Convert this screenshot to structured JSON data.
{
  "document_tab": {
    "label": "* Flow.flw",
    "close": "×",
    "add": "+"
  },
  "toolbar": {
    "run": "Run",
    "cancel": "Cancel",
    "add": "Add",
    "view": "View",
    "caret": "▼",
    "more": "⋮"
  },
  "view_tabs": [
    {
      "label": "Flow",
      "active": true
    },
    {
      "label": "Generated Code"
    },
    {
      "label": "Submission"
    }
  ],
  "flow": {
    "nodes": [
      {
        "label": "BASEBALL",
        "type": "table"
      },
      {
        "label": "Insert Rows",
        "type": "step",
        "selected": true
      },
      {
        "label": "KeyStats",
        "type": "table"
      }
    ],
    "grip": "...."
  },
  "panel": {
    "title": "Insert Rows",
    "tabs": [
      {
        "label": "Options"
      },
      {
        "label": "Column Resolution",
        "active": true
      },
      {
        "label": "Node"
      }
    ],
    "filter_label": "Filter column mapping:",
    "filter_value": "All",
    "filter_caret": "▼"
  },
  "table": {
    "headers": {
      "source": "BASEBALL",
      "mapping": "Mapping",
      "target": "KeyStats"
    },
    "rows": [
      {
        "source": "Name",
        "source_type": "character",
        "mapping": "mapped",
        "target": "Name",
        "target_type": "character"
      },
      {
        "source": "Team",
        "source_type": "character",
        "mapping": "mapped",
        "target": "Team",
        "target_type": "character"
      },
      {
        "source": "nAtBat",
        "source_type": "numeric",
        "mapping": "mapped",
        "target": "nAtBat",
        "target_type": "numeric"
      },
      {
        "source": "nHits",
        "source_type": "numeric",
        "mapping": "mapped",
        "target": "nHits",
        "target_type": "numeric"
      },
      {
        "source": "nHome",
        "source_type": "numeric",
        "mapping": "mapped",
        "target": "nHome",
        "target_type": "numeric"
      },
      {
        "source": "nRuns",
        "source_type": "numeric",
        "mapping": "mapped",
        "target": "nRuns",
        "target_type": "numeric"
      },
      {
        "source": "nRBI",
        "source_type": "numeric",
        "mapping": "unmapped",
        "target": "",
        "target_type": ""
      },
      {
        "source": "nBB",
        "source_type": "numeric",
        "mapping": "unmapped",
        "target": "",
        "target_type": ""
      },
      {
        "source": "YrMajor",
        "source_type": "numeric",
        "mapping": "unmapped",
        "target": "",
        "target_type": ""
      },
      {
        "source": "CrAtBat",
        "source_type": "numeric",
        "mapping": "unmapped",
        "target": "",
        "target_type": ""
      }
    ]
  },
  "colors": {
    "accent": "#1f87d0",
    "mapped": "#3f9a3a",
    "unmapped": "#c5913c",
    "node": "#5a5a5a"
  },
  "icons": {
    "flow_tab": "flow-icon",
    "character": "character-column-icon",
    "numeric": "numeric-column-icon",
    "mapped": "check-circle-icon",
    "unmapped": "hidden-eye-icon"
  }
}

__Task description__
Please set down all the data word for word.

__Output below__
Convert this screenshot to structured JSON data.
{
  "document_tab": {
    "label": "* Flow.flw",
    "close": "×",
    "add": "+"
  },
  "toolbar": {
    "run": "Run",
    "cancel": "Cancel",
    "add": "Add",
    "view": "View",
    "caret": "▼",
    "more": "⋮"
  },
  "view_tabs": [
    {
      "label": "Flow",
      "active": true
    },
    {
      "label": "Generated Code"
    },
    {
      "label": "Submission"
    }
  ],
  "flow": {
    "nodes": [
      {
        "label": "BASEBALL",
        "type": "table"
      },
      {
        "label": "Insert Rows",
        "type": "step",
        "selected": true
      },
      {
        "label": "KeyStats",
        "type": "table"
      }
    ],
    "grip": "...."
  },
  "panel": {
    "title": "Insert Rows",
    "tabs": [
      {
        "label": "Options"
      },
      {
        "label": "Column Resolution",
        "active": true
      },
      {
        "label": "Node"
      }
    ],
    "filter_label": "Filter column mapping:",
    "filter_value": "All",
    "filter_caret": "▼"
  },
  "table": {
    "headers": {
      "source": "BASEBALL",
      "mapping": "Mapping",
      "target": "KeyStats"
    },
    "rows": [
      {
        "source": "Name",
        "source_type": "character",
        "mapping": "mapped",
        "target": "Name",
        "target_type": "character"
      },
      {
        "source": "Team",
        "source_type": "character",
        "mapping": "mapped",
        "target": "Team",
        "target_type": "character"
      },
      {
        "source": "nAtBat",
        "source_type": "numeric",
        "mapping": "mapped",
        "target": "nAtBat",
        "target_type": "numeric"
      },
      {
        "source": "nHits",
        "source_type": "numeric",
        "mapping": "mapped",
        "target": "nHits",
        "target_type": "numeric"
      },
      {
        "source": "nHome",
        "source_type": "numeric",
        "mapping": "mapped",
        "target": "nHome",
        "target_type": "numeric"
      },
      {
        "source": "nRuns",
        "source_type": "numeric",
        "mapping": "mapped",
        "target": "nRuns",
        "target_type": "numeric"
      },
      {
        "source": "nRBI",
        "source_type": "numeric",
        "mapping": "unmapped",
        "target": "",
        "target_type": ""
      },
      {
        "source": "nBB",
        "source_type": "numeric",
        "mapping": "unmapped",
        "target": "",
        "target_type": ""
      },
      {
        "source": "YrMajor",
        "source_type": "numeric",
        "mapping": "unmapped",
        "target": "",
        "target_type": ""
      },
      {
        "source": "CrAtBat",
        "source_type": "numeric",
        "mapping": "unmapped",
        "target": "",
        "target_type": ""
      }
    ]
  },
  "colors": {
    "accent": "#1f87d0",
    "mapped": "#3f9a3a",
    "unmapped": "#c5913c",
    "node": "#5a5a5a"
  },
  "icons": {
    "flow_tab": "flow-icon",
    "character": "character-column-icon",
    "numeric": "numeric-column-icon",
    "mapped": "check-circle-icon",
    "unmapped": "hidden-eye-icon"
  }
}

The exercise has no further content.